President Putin is a survivor, however, so he may very well be politically fine. Russia will not break up because of the results of sanctions, world isolation, or even an internal uprising – that notion is as absurd as it is scary for the whole world but the country will not have the same stature internationally – leaving things open to one of the winners of this adventure – China.
China is one of the big winners. They have been generally sitting on the sidelines throughout this whole crisis. Not condemning Russia but also not helping them though Xi’s cool stance to Putin in Samarkand is very telling of how much support Beijing is actually offering (spoiler: not much). China sees an emerging opportunity here and they are doing what they have always done best; watching and waiting. They know that even in victory, Russia is going to pay a heavy domestic and international price for this, and this will open the door for China to be the sole leader in the East. They will buy up a lot of Russian infrastructure under the guise of helping a friend economically but what will be accomplished is China having a (significant?) say in Russian affairs.
The United States. A weakened Russia with diminished influence was about as good as it was going to be for the US, then the Nord Stream pipelines were destroyed. Even if things between Russia and Europe improved enough for gas to start flowing again, the infrastructure no longer exists making Europe reliant on US fuel now, at least until they find alternatives (which will take years). With Russia relegated to bit player on the international stage, the US can refocus on the Far East and what will be the sole leader of the eastern world, China.
The Western Alliance wins big too, unexpectedly. NATO was losing its way and had some significant and growing cracks in the alliance – same with the European Union. Russia’s actions changed all of that nearly overnight. Quite frankly, President Putin did more for western unity in one month than former Chancellor Angela Merkel or any other western leader could have done in a decade.

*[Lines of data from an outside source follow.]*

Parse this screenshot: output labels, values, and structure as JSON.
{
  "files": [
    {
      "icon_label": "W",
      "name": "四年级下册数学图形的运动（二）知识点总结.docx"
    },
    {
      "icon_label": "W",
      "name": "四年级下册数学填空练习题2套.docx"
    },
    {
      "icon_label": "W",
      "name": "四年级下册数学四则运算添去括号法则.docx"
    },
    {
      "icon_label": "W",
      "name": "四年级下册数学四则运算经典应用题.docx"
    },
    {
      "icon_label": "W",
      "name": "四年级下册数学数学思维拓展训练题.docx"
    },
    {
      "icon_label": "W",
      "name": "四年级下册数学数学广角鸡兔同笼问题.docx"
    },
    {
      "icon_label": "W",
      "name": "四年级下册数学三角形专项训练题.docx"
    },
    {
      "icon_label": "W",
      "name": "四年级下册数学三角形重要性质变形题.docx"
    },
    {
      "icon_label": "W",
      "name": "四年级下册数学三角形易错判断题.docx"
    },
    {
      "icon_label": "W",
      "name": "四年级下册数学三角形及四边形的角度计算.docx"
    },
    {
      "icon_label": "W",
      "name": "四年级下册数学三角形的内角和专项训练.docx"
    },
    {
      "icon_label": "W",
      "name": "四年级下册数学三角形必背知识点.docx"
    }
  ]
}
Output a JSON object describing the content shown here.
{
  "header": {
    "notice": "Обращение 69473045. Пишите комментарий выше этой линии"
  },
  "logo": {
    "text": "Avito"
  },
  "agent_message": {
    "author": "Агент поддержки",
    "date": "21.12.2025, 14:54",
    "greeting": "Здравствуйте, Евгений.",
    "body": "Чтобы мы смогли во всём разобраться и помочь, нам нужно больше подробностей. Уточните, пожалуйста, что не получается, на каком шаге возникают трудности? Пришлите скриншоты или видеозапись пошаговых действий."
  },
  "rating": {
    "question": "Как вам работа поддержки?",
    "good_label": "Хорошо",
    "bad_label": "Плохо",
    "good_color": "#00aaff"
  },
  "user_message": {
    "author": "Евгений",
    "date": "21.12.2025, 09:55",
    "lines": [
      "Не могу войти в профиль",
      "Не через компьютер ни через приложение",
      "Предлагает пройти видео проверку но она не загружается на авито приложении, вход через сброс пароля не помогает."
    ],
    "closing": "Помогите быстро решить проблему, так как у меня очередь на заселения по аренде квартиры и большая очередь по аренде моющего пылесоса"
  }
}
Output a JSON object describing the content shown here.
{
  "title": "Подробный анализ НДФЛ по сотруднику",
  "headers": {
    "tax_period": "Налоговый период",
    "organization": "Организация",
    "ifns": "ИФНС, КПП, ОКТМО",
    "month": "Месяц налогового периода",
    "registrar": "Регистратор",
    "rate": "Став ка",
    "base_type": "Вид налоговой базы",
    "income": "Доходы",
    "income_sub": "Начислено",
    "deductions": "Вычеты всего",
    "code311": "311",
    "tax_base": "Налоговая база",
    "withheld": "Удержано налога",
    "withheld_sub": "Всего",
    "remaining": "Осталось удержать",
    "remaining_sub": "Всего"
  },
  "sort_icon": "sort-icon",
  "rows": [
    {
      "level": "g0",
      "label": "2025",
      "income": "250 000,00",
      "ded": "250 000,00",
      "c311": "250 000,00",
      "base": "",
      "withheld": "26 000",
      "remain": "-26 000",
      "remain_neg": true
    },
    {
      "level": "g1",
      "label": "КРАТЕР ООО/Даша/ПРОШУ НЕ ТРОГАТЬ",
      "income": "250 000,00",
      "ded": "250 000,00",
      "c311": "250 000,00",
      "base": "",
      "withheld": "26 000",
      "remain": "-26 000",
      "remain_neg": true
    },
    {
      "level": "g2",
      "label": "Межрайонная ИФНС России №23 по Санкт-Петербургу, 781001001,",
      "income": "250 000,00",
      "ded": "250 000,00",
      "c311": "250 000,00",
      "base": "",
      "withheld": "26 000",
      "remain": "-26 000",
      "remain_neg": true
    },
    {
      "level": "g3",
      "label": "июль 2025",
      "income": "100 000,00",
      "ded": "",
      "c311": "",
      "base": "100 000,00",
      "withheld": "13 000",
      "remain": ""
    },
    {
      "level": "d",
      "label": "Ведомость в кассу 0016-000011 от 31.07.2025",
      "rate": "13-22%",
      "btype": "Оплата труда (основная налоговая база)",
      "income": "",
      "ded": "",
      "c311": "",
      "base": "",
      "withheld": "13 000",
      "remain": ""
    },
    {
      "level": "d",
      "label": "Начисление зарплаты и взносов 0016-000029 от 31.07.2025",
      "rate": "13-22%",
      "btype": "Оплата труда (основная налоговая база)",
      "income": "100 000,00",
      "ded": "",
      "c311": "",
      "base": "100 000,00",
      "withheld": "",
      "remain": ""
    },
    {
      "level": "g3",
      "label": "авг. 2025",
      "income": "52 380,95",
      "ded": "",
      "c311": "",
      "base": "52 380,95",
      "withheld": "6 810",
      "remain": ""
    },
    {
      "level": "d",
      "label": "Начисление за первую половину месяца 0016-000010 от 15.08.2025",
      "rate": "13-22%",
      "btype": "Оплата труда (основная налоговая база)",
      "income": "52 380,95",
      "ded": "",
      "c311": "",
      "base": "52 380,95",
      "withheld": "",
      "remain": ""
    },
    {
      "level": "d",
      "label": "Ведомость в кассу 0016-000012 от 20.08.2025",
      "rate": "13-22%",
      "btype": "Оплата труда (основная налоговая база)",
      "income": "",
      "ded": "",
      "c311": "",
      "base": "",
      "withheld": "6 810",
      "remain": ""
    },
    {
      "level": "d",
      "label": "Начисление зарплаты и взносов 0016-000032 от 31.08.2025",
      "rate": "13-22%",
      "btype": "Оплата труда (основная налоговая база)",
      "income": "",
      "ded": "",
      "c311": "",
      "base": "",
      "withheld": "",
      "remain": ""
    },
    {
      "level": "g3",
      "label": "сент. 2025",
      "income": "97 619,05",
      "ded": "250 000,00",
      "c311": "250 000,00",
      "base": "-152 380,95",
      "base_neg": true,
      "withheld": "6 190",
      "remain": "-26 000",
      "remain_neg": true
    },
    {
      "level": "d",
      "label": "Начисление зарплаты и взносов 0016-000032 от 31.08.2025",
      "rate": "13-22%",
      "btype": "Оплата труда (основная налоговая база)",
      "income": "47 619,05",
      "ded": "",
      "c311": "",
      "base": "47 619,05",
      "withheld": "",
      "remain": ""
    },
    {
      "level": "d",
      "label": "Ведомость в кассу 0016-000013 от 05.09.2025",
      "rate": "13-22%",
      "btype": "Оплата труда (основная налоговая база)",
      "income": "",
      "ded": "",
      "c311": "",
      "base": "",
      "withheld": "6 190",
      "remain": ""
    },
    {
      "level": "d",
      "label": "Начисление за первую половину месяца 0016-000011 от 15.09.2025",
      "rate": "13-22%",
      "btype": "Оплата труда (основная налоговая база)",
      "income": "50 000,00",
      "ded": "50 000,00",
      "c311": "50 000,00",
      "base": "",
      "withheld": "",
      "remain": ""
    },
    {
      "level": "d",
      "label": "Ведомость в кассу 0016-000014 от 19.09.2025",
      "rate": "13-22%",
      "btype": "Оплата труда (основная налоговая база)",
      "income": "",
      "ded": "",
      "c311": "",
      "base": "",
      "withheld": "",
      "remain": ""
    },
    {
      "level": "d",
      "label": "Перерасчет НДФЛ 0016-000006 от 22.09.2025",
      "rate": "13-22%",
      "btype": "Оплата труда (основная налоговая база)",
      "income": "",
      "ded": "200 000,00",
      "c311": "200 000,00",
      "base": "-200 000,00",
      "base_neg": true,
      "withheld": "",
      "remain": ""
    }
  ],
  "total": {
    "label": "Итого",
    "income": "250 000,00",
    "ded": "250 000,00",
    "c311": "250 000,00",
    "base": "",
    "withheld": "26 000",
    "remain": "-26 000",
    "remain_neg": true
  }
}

The resolve and the unity of the west will be one of the biggest by-products of this crisis and one that will push China and other eastern powers to coalesce as well.
In the end, under any other circumstances, this would be nothing more than just another regional war, but the implications will make it one of the pivotal events of the early 21st century. The results of this conflict will reverberate geopolitically for decades and could be the catalyst for accelerating a redoing of the world order.
N. Anthony Alexiou is the Founder and Principal of The Minotaur Group